● **Task goal**
Of the lines below, copy those that hold the word "start".

[Data records for software interfaces]
══════════
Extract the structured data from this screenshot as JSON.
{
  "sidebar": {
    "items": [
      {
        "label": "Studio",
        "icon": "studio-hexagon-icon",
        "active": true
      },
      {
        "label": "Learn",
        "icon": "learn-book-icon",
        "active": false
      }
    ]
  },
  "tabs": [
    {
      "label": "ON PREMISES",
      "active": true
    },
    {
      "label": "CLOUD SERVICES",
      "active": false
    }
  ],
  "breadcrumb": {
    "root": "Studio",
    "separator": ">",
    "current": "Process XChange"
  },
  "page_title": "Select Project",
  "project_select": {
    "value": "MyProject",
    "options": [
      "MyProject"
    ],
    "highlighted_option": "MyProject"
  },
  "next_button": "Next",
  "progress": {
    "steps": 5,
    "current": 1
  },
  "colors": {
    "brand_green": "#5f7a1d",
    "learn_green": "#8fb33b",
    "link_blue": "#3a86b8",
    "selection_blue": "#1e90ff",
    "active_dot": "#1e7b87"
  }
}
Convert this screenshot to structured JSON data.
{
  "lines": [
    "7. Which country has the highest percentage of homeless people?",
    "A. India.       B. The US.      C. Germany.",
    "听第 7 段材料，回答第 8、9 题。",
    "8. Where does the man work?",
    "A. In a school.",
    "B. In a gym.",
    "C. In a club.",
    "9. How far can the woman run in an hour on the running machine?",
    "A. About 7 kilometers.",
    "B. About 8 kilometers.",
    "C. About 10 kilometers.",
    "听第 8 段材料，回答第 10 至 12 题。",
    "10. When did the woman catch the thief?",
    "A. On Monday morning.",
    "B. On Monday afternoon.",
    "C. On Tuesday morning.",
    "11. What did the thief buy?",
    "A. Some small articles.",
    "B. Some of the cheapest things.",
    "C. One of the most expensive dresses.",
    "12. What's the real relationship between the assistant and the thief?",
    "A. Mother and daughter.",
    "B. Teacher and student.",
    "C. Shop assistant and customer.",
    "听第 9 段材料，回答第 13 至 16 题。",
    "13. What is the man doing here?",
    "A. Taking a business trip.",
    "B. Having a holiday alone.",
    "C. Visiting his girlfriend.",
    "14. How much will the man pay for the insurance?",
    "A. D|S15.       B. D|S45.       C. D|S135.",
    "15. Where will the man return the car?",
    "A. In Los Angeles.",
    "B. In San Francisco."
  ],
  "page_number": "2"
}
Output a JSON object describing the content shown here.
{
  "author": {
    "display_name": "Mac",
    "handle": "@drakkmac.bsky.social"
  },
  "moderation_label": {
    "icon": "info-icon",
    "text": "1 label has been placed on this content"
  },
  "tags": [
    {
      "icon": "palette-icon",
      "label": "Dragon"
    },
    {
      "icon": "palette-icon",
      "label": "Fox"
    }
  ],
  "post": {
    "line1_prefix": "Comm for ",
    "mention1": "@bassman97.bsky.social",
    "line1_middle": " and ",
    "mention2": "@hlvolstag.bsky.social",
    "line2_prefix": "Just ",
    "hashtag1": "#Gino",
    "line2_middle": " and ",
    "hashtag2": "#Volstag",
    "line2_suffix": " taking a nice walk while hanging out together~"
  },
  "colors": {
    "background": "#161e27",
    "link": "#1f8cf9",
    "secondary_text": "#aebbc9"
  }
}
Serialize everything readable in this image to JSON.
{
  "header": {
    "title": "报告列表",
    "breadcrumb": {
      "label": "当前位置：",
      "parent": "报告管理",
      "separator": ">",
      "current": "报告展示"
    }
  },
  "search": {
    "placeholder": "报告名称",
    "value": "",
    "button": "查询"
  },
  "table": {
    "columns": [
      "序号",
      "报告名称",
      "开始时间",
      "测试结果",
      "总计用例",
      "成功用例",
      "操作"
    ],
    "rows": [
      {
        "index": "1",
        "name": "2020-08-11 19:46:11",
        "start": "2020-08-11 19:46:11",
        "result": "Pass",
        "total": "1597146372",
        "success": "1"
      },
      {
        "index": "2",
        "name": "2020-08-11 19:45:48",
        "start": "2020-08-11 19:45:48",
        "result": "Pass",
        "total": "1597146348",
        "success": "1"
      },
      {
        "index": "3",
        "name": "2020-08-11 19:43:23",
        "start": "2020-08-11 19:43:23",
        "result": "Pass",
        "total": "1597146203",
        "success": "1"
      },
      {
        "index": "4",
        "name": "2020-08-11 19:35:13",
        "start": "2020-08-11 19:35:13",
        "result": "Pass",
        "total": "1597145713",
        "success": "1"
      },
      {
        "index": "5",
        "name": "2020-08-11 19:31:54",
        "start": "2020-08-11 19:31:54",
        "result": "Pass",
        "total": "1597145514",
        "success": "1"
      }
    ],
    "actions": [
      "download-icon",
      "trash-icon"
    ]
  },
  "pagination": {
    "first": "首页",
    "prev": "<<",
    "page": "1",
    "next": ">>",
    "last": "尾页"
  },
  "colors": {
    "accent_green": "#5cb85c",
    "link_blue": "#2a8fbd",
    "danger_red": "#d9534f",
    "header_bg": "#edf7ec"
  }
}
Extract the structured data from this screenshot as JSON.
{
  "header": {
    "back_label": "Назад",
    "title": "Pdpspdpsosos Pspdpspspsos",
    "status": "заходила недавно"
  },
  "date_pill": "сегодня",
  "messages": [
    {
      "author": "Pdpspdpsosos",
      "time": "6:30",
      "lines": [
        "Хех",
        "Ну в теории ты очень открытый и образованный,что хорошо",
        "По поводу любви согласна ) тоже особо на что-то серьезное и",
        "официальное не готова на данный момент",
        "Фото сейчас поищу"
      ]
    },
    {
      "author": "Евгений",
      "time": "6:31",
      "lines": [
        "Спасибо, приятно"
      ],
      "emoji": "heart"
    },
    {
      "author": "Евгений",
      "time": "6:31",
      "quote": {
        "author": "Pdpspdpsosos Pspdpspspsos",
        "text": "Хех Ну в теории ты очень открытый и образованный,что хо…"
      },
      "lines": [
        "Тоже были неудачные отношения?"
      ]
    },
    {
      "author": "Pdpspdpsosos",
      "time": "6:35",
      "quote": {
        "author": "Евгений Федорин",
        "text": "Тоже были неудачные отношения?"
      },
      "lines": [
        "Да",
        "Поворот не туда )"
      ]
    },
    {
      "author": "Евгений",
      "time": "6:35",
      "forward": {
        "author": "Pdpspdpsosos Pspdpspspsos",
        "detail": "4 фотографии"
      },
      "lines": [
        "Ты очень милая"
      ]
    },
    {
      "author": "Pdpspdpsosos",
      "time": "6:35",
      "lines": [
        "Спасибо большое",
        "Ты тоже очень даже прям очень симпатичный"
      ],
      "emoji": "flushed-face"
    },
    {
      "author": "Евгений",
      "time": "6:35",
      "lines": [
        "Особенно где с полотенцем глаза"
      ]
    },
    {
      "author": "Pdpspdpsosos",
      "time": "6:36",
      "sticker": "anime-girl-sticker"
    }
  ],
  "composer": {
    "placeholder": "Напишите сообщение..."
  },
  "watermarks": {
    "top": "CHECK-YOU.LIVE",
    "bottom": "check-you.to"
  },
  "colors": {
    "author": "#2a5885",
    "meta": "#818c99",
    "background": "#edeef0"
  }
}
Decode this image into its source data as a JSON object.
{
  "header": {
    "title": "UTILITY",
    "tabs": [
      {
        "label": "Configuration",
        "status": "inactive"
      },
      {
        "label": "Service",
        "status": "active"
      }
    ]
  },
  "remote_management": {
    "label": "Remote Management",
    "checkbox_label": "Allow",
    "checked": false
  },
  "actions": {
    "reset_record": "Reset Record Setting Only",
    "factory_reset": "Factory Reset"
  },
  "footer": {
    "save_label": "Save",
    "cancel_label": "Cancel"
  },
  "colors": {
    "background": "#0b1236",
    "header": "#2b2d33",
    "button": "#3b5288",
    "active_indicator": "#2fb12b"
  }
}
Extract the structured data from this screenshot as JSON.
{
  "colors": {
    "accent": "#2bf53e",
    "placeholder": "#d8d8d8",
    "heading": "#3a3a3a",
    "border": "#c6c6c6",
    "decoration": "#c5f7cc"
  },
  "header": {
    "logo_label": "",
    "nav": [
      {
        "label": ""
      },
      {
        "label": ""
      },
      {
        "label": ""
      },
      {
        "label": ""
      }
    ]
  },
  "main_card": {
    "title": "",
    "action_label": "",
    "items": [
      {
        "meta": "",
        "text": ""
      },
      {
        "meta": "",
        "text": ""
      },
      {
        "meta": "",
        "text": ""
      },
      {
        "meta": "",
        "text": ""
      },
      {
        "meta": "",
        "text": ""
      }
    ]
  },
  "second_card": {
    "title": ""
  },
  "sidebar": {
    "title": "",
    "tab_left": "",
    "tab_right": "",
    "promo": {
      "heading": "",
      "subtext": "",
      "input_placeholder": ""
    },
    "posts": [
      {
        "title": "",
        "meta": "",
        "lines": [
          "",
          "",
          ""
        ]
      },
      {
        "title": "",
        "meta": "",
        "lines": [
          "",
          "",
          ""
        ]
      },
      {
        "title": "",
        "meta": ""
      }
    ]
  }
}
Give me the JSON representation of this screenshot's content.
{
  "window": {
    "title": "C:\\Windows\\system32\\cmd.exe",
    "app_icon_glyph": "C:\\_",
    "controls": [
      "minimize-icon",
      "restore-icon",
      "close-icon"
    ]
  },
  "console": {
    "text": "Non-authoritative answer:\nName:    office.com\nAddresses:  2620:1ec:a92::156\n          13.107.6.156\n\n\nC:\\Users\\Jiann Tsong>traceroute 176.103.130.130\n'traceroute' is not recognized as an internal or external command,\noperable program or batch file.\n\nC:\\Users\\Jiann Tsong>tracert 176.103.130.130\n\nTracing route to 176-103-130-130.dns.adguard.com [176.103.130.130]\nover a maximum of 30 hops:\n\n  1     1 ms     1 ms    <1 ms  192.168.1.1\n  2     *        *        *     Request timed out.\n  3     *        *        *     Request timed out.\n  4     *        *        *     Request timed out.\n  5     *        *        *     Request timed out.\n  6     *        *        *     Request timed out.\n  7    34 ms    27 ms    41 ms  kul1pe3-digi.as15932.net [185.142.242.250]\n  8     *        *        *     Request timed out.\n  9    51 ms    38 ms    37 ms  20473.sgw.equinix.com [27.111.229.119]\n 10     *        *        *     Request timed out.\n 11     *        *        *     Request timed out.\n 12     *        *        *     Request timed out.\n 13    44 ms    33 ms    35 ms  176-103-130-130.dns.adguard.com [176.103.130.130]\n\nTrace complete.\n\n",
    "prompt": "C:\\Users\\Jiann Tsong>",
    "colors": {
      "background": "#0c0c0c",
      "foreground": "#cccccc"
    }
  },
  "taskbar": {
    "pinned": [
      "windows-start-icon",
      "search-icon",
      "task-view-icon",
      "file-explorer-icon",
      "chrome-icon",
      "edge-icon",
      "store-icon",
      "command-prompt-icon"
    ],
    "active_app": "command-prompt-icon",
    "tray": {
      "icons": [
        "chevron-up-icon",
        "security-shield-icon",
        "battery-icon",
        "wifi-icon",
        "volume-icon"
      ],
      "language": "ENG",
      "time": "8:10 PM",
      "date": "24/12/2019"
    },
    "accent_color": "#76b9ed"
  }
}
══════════
● **Answer to this problem**
        "start": "2020-08-11 19:46:11",
        "start": "2020-08-11 19:45:48",
        "start": "2020-08-11 19:43:23",
        "start": "2020-08-11 19:35:13",
        "start": "2020-08-11 19:31:54",
      "windows-start-icon",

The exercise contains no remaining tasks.